The Impact of PTSD on VA Mental Health Claims: What Veterans Should Know

Mental Health

Many veterans find themselves in a situation where their PTSD disability claim is denied, or the rating is lower than they deserve. To make a successful appeal, it’s essential to understand how the VA rates PTSD.

A 100 percent rating includes:

  • Severe symptoms like hallucinations and delusions.
  • Grossly inappropriate behavior.
  • Inability to care for self.
  • Memory loss.

PTSD Symptoms

The symptoms of PTSD can include intrusive thoughts, nightmares, hyperarousal, emotional numbness, and difficulty concentrating. The condition can also cause physical problems such as irritability, anger outbursts, and unexplained pain. People living with PTSD may avoid people, places, or situations that remind them of the traumatic events. For example, a car backfire can trigger combat memories, or a report on sexual assault could make them recall an attack.

It’s possible for Veterans who experience PTSD to be awarded disability benefits. However, these service members need to document their PTSD symptoms carefully. This process includes medical records, statements from mental health professionals, and compensation and pension (C&P) exam results.

Many VSOs offer free services to help veterans file claims for PTSD. These groups can provide guidance and support throughout the process. The researchers used insurance claims data, academic literature, and government publications to estimate the economic burden of PTSD in both civilian and military populations.

PTSD Diagnosis

A diagnosis of PTSD is based on the duration, intensity, and frequency of symptoms as well as how they affect the veteran’s ability to function in different areas of life. The symptoms include hyperarousal (irritability, angry outbursts, trouble concentrating, easy startle response, problems sleeping), avoidance of reminders of the event, adverse changes in feelings and beliefs, such as guilt or emotional numbing, and physical symptoms like headaches, stomach issues, and high blood pressure.

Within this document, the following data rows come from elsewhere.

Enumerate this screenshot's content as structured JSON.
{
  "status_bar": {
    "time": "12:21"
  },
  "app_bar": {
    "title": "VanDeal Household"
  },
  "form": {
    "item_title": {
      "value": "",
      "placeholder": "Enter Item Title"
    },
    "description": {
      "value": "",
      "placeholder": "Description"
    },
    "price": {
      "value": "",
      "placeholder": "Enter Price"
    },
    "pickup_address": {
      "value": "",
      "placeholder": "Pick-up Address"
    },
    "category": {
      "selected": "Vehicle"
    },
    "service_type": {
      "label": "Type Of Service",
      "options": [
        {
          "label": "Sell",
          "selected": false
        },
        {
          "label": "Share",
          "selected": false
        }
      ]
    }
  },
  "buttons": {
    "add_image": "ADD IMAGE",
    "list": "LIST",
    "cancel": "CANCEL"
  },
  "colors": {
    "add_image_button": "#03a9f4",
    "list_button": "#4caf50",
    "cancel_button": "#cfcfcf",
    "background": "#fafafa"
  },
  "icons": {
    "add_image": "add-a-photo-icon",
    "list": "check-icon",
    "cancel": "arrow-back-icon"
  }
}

Getting help early may prevent PTSD from becoming more severe. It can also lessen the likelihood of turning to harmful coping mechanisms like drug and alcohol abuse. In addition, VA mental health claims encompass a wide range of conditions, including but not limited to PTSD, depression, anxiety, and other mental health disorders, for which veterans may seek compensation and support from the Department of Veterans Affairs based on their service-related experiences and resulting mental health challenges.

The VA rates PTSD based on the severity of the symptoms and their impact on a veteran’s quality of life. This is expressed as a percentage rating and directly correlates to the amount of disability compensation that the veteran receives each month. A 0% rating means the veteran’s symptoms do not interfere with occupational or social functioning.

PTSD Treatment

PTSD is treatable, and several psychotherapy and medication options have been proven effective. However, the condition can still significantly affect your quality of life and those around you.

You might be eligible for disability benefits if your PTSD symptoms are so bad that they make it difficult for you to work, maintain relationships, and lead a fulfilling life. To get this benefit, you must have a diagnosis from a medical professional and credible supporting evidence that demonstrates that your PTSD is service-related.

Many Veterans find it helpful to seek support from loved ones, and many veterans’ organizations offer services to help. You can also join a support group, and many VA healthcare providers encourage using buddy statements to help you explain your experiences in a safe environment. Clinical trials are another option for getting treatment. These can be accessed through your primary care provider or the Military Crisis Line.

PTSD Claims

Many of the symptoms associated with PTSD are disabling and may prevent a veteran from working. To receive compensation for PTSD, veterans must meet three elements:

  1. A current diagnosis from a medical professional.
  2. Corroborating evidence (buddy statements, police reports, line of duty reports, or other documentation).
  3. A statement by an expert that PTSD is related to the in-service stressor.

Symptoms of PTSD include:

  • Distressing memories, nightmares, or flashbacks.
  • Avoidance of people, places, or situations that remind the sufferer of the traumatic events.
  • Adverse changes in thoughts and feelings, including self-blame or hopelessness.
  • Difficulty sleeping or hyperarousal.

VA assigns a rating to each cause to reflect the severity of a veteran’s PTSD symptoms. A 50% rating qualifies veterans for increased compensation and comprehensive healthcare services.

If a veteran’s PTSD is severe enough to prevent them from working, they can qualify for benefits at a 70% or 100% rating. This level of service-connection also entitles them to disability housing and caregiver assistance.